At the end of life, she could have moved to New York City (where she spent most of her winters) and lived in comfort. But she chose to remain in her little log cabin and watch over her 800 acres of pastures, streams, and rolling hills so that it would become a haven for other artists, which it now is.
The documentary is currently under consideration at several film festivals (please check back details).
January 2018. Southern States Indie FanFilmFest 2017
September 17, 2017. Atlanta History Center
July 19, 2017. Rabun County Public Library
July 15, 2017. Southern Shorts Festival in Roswell, Ga. WINNER, BEST DOCUMENTARY AWARD
May 13, 2017. Hambidge Creative Hive Screening at Colony Square in Midtown Atlanta
May 1, 2017. Avondale Towne Cinema
What People Are Saying
What an amazing story of a couple who found not only each other but perhaps the key to the natural world and the essence of it's beauty. This should air on PBS throughout the nation if it has not already. [Southern Shorts Festival Judge]
With this passionately and lovingly conceptualized documentary, Hal Jacobs revitalizes a woman whose strong dedication many have forgotten. Well done. [Yesho, Writer, Asheville, NC]
The film is wonderful and a much needed addition to our understanding of the era, and I plan to show it to my Early 20th Century Art class tomorrow. [Virginia Gardner Troy, Ph.D, Associate Professor of Art History, Berry College]
Your documentary about Mary Hambidge will give so much insight into the creative spirit that's made the place [Hambidge Center] possible. [Tommye Scanlin, Professor Emerita, University of North Georgia; founding member of Tapestry Weavers South]
Truly a beautiful production, quite moving. [John Burrison, PhD, Regents Professor, Georgia State University; Director, Folklore Curriculum]
An amazing job. You have told a very detailed complex story and made it especially understandable. You packed in an incredible amount of information but still had the major concepts involving Mary's life with balance. [Philis Alvic, Weaver, Author, Weavers of the Southern Highlands]
Southern Shorts Festival. WINNER, BEST DOCUMENTARY AWARD. Nominations for Best Director, Best Screenplay, Best Cinematographer (Joe Boris & Henry Jacobs) and Best Sound Design.
Interviewees (with links for more info)
Philis Alvic, Weaver & Author of Weavers of the Southern Highlands (University Press of Kentucky, 2003), http://philisalvic.info
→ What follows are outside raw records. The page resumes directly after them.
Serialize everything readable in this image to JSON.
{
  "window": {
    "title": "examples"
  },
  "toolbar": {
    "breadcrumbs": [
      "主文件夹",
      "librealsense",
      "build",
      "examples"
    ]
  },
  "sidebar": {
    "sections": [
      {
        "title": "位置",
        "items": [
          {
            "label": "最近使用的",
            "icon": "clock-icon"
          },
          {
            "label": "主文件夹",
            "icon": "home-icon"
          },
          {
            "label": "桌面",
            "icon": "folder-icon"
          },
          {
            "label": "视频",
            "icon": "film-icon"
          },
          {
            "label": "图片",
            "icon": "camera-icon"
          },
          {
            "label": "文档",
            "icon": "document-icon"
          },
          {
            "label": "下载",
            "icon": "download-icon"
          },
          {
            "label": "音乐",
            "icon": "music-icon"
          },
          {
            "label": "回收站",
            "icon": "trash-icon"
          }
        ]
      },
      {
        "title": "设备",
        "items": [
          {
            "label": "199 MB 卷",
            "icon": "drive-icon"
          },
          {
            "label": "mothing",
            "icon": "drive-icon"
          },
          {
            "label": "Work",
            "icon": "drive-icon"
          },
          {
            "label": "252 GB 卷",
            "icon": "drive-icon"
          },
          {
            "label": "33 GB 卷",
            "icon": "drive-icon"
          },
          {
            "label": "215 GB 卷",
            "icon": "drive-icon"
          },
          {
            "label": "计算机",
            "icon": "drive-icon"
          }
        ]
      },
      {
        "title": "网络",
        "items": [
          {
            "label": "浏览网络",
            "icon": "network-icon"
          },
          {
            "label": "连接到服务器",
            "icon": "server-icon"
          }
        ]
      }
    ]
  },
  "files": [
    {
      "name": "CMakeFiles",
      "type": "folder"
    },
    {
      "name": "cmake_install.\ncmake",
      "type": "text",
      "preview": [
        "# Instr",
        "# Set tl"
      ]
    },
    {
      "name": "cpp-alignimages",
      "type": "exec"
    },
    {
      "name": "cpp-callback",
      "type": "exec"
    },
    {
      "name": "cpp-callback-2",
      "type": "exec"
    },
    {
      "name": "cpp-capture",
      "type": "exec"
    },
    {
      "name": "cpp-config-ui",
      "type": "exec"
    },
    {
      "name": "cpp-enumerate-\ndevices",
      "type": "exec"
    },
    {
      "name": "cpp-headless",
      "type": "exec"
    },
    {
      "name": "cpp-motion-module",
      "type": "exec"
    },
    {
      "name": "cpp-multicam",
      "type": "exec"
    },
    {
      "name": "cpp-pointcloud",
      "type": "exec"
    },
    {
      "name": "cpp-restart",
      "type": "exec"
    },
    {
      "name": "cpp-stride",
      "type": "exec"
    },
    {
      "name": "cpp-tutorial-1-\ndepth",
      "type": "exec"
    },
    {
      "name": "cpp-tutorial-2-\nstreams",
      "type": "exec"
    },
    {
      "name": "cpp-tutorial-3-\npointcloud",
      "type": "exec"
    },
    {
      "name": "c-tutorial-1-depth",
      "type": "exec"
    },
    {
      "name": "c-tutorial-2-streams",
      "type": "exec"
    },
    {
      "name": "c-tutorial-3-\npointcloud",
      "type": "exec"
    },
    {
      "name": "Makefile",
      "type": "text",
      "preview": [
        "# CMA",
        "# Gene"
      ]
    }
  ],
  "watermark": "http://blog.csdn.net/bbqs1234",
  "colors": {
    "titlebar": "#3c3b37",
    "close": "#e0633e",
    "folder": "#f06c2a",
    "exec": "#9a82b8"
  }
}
Jamie Badoud, Executive Director, Hambidge Center, http://www.hambidge.org
Mary Nikas Beery, Former Executive Director (Courtesy of George Nikas)
Lucinda Bunnen, Photographer and Philanthropist, http://www.lucindabunnen.com
John Burrison, PhD, Director of the Folklore Curriculum, Georgia State University, http://www.georgiaencyclopedia.org/articles/arts-culture/john-burrison-b-1942
Marie Frank, PhD, University of Massachusetts Lowell, Author of Denman Ross and American Design Theory (University Press of New England, 2011)
Jessica Green, Weaver & Homesteader, http://alittleweather.com/
Laurence Holden, Artist, http://www.laurenceholden.info/
Kathryn Kolb, Photographer, http://kathrynkolb.com/
Rosemary Magee, PhD, Director of Rose Library at Emory University, Author of chapter on Mary Hambidge in Georgia Women (UGA Press, 2014)
Susan Neill, Costume and Textiles Historian
Karin Schaller, Weaver
Bob Thomas, Artist/Designer
Aspasia Voulis, Artist (Courtesy of Georgia Tech Living History Program)
Eliot Wigginton, Founder of the Foxfire Project